Natalia Ruiz-Junco is Assistant Professor of Sociology. Professor Ruiz-Junco, also known as NRJ, received her Master’s and PhD in Sociology from the University of Kentucky. Her research areas are social psychology, social theory and social movements. Her work focuses on the topics of self, identity, emotion and social interaction. She has a long-standing interest in interactionist and interpretive theory and qualitative methods. She has studied social movements in Spain and the United States.
Victoria Skelton is a PhD student in the Department of History at Auburn University, studying the effects of Italian Fascism and World War II on Italian society. More broadly, she has interests in gender relations, women’s history, fascism, and Italian film.
Giovanna Summerfield, PhD, is the Associate Dean for Educational Affairs in the College of Liberal Arts at Auburn University. Her research and teaching interests include the long eighteenth-century (1660-1830) French and Italian literature (emphasis on Sicilian writers), religious and philosophical movements, European and Mediterranean history/civilization, and material culture.
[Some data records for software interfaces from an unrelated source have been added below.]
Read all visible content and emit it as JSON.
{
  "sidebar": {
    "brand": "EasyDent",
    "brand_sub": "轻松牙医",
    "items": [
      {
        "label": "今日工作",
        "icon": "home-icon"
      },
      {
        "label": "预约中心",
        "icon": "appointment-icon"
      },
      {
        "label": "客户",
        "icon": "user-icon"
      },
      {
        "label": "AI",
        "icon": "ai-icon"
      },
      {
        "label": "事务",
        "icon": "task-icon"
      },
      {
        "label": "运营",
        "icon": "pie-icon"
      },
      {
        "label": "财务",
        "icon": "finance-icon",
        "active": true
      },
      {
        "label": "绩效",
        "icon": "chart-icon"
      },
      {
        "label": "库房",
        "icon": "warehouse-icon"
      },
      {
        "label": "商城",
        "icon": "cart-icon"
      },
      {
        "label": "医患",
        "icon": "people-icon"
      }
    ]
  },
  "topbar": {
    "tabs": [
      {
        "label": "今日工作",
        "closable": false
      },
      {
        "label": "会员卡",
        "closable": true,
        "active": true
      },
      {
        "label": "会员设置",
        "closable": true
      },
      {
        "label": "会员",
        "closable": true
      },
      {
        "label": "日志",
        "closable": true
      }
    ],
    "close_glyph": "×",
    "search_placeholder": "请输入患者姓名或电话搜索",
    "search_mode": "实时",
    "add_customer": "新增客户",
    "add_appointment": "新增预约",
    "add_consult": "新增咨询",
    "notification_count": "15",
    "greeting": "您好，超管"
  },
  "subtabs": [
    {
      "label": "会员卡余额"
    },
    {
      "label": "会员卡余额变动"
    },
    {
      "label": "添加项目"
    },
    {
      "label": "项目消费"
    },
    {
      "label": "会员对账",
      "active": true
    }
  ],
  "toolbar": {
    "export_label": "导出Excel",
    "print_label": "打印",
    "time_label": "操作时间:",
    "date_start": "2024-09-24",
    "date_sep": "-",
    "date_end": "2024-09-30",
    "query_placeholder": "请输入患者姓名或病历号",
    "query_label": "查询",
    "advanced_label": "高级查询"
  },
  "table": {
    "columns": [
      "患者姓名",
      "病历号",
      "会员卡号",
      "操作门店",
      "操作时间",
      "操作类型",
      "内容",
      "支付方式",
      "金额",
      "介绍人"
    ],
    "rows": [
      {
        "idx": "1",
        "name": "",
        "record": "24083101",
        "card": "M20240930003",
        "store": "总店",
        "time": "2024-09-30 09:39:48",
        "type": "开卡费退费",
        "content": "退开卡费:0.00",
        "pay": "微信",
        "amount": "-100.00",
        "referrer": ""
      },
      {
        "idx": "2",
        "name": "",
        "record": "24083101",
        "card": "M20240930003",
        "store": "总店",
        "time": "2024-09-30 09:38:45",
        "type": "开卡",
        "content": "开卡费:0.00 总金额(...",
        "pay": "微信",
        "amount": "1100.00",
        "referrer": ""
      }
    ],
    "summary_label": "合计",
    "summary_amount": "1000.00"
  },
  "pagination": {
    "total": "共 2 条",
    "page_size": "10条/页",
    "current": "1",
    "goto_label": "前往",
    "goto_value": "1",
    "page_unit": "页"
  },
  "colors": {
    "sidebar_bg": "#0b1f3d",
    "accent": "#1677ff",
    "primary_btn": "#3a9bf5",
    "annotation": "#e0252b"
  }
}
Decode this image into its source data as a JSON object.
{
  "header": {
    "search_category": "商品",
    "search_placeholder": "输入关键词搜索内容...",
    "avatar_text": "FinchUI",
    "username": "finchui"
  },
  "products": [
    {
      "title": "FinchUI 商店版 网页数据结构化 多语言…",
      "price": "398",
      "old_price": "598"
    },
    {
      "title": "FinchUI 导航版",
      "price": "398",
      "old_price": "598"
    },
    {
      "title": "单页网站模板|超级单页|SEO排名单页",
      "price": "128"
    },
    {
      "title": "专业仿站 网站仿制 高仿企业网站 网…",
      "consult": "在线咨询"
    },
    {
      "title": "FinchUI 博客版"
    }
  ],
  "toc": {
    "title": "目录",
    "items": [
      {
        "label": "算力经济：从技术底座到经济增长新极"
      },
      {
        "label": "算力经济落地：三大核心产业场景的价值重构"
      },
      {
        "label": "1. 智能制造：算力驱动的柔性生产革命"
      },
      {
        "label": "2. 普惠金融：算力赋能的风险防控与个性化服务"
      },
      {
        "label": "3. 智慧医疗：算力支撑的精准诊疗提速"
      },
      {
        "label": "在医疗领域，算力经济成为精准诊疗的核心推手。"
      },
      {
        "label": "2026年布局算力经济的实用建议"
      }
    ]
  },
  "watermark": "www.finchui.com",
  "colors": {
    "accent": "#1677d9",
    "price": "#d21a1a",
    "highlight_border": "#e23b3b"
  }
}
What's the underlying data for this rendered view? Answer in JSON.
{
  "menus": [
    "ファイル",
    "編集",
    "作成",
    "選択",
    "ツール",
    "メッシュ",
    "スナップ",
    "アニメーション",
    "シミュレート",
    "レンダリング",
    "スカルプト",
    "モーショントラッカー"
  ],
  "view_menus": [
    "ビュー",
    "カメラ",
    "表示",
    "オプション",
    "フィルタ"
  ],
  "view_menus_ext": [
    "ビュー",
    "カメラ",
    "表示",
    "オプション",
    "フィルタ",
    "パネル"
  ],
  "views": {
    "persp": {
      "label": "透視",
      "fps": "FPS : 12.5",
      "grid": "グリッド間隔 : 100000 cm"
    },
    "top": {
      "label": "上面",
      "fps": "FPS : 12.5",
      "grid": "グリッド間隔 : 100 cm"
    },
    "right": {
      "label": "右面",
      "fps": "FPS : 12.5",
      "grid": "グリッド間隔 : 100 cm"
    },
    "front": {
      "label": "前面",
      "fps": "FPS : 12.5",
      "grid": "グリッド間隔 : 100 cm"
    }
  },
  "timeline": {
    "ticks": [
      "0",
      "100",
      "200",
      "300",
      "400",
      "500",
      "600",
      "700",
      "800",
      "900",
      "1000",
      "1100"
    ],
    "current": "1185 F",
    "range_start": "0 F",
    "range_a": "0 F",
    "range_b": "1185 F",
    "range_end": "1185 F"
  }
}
Dr. Summerfield is also a published poet and short-story writer. Her favorite theme is Sicily, her motherland. She received her PhD from the University of Florida.
Last Updated: March 25, 2019